By Aftab Ahmed
NEWDELHI (Reuters) – India on Saturday announced a series of measures to revive the housing sector and boost exports as the government tries to kick-start an economy hit by a lending crisis and a slowdown in demand.
A fund worth 100 billion rupees (£1.13 billion) will be available to complete unfinished affordable and middle income housing projects, India’s Finance Minister Nirmala Sitharaman said. An equal amount of funding will come from the private sector or from a government insurance company, she added.
“The objective is to focus on construction of unfinished units,” Sitharaman told reporters in New Delhi.
The government will make offshore borrowing easier for affordable housing schemes, she said.
This was the third time in two months that India’s finance minister announced a raft of fiscal measures to boost demand at a time when economic growth has dropped to a six-year low.

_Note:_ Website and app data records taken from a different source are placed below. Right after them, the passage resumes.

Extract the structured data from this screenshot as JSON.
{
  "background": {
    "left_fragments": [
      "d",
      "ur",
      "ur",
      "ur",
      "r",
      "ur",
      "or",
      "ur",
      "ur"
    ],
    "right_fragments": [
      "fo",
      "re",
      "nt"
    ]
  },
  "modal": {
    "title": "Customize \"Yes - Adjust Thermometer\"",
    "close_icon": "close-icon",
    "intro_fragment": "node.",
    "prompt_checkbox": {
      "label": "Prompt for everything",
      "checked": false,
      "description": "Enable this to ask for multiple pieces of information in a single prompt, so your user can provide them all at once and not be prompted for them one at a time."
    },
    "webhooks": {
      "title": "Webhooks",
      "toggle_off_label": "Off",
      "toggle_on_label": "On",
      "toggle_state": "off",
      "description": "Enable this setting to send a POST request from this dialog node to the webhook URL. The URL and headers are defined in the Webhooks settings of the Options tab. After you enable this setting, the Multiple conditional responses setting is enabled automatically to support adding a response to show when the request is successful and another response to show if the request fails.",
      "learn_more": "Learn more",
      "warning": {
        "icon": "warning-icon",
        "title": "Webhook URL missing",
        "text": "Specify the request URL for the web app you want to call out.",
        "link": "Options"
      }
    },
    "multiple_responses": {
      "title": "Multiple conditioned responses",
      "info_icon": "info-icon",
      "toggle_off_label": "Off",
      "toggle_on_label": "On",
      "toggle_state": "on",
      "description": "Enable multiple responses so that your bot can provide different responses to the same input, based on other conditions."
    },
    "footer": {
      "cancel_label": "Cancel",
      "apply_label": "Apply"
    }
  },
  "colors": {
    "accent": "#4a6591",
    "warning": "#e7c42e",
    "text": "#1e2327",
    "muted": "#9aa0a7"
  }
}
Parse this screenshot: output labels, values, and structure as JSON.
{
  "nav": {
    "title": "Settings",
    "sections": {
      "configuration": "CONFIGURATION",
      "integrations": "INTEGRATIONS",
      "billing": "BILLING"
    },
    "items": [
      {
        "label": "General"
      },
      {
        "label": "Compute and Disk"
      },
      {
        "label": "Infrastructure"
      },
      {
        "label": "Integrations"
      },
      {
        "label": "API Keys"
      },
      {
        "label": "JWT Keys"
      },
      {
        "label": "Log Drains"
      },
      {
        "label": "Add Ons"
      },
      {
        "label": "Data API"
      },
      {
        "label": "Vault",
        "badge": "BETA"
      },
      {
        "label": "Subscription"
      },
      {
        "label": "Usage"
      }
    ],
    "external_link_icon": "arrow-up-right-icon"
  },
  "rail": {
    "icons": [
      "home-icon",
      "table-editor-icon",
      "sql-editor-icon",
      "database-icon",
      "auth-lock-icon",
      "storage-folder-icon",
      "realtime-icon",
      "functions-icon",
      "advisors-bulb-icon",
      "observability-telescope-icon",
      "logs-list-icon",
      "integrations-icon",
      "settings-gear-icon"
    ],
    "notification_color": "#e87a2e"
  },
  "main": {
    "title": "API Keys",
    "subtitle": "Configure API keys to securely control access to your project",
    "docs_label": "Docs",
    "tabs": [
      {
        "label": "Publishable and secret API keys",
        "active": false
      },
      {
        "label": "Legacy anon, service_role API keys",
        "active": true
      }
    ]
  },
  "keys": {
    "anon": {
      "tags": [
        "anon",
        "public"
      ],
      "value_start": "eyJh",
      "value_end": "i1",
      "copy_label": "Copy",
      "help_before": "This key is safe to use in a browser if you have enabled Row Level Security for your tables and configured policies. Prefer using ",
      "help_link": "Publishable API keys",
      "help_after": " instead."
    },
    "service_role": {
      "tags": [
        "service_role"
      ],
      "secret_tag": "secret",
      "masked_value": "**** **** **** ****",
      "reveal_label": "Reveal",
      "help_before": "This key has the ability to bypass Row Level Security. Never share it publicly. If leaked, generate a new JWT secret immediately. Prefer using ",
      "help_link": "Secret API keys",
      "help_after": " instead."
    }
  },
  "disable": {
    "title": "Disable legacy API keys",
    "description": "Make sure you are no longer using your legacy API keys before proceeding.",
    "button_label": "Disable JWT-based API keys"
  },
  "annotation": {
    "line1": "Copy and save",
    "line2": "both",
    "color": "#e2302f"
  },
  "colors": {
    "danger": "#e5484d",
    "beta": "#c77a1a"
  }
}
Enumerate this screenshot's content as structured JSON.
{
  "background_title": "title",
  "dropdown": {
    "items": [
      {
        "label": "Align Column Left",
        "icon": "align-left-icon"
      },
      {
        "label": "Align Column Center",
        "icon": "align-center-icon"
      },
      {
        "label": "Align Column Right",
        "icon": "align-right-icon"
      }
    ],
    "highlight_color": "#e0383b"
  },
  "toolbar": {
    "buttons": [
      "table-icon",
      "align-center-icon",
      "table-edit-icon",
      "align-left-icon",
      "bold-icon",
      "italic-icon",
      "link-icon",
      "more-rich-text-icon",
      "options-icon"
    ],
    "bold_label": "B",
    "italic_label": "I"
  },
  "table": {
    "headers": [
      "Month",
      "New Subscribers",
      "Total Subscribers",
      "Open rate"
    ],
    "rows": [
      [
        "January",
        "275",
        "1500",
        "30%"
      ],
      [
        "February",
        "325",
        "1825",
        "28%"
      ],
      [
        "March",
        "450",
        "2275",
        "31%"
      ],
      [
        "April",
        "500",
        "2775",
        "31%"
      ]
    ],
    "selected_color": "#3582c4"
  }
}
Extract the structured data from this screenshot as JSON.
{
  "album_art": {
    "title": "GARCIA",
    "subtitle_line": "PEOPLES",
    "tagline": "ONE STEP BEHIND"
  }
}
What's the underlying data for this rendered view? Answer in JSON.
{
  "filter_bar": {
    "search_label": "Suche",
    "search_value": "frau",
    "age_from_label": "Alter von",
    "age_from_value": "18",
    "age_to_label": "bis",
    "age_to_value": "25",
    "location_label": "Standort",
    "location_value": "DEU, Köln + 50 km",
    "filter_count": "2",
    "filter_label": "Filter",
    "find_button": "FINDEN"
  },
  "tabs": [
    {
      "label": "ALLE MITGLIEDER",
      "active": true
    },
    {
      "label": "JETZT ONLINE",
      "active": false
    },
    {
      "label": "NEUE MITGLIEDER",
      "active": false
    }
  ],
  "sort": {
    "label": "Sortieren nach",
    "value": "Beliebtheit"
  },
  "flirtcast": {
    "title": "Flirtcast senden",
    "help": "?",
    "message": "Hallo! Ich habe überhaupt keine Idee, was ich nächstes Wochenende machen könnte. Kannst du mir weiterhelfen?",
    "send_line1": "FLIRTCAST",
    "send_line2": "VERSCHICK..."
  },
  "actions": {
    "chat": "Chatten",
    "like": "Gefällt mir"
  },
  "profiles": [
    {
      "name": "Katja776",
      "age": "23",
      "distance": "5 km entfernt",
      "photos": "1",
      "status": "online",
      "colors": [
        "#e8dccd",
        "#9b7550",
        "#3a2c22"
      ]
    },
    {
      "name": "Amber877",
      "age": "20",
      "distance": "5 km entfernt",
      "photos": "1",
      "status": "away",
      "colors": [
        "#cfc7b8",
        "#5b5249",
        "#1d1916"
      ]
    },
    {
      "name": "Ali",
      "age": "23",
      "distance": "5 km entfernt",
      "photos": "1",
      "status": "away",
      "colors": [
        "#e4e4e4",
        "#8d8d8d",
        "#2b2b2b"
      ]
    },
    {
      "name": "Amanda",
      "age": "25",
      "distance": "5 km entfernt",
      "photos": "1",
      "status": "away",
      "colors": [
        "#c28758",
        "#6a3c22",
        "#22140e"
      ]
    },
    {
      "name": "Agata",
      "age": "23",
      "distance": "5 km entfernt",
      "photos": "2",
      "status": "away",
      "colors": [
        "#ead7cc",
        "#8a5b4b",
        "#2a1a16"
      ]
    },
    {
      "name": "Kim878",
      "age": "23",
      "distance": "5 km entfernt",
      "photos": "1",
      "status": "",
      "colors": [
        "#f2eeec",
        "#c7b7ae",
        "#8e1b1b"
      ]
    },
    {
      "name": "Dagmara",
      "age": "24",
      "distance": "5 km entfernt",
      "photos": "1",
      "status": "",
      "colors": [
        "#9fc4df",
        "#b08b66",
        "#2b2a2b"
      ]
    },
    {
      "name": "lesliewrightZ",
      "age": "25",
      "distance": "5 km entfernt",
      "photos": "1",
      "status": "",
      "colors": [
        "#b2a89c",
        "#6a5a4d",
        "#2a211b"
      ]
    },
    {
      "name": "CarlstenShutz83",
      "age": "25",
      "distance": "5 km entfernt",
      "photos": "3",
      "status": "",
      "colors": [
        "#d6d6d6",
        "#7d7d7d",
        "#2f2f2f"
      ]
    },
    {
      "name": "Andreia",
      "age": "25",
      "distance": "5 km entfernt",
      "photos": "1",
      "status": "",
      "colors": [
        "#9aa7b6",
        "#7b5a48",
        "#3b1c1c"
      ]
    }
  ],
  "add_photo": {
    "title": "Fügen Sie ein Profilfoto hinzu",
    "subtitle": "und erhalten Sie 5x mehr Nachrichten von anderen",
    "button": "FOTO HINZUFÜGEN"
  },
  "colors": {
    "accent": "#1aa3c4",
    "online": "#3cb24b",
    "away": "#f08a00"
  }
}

However, some housing industry consultants said the fund, which excludes projects that are deemed non-performing assets or in bankruptcy proceedings, was too narrow in its scope.
“The stressed fund is not going to have a significant effect as not many projects are likely to qualify. I believe that from the roughly 5,000 projects that are stuck at that stage only 200-250 of them will make the cut,” said Pankaj Kapoor, chief executive of real estate rating and research firm Liases Foras.
A crisis at one of India’s biggest non-bank finance companies in September, at a time when the Indian banking system was jostling with $10 billion (£8 billion) stressed loans, pushed India into a lending crisis, hurting investment and consumer spending.
This was exacerbated by a slowdown in its automobile sector, which pushed India’s once-buoyant economic growth rate down to 5% for the three months ended June 2019.
Sitharaman also announced steps to boost the export sector, saying the government will relax lending rules, which could lead to banks providing up to an extra 680 billion rupees of export credit.
The government also plans to bring the time to export, or the turnaround time for shipments to be loaded onto a vessel and depart from airports and ports of India to best international standards by the end of the year.
India’s best port in the southern city of Kozhikode takes around 1.10 days for a turnaround as against Boston’s 0.55 days and Shanghai’s 0.83 days, the Finance Minister said.
India’s exports fell by more than 6% in August due to a substantial slump in shipments from sectors including petroleum, engineering, leather and jewellery.
“This is a booster dose and will help us stay afloat,” Sharad Kumar Saraf, President, Federation of Indian Export Organisations (FIEO) said.
(Reporting by Aftab Ahmed in New Delhi,; Additional reporting by Nupur Anand in Mumbai; Writing by Promit Mukherjee; Editing by Alexandra Ulmer and Louise Heavens)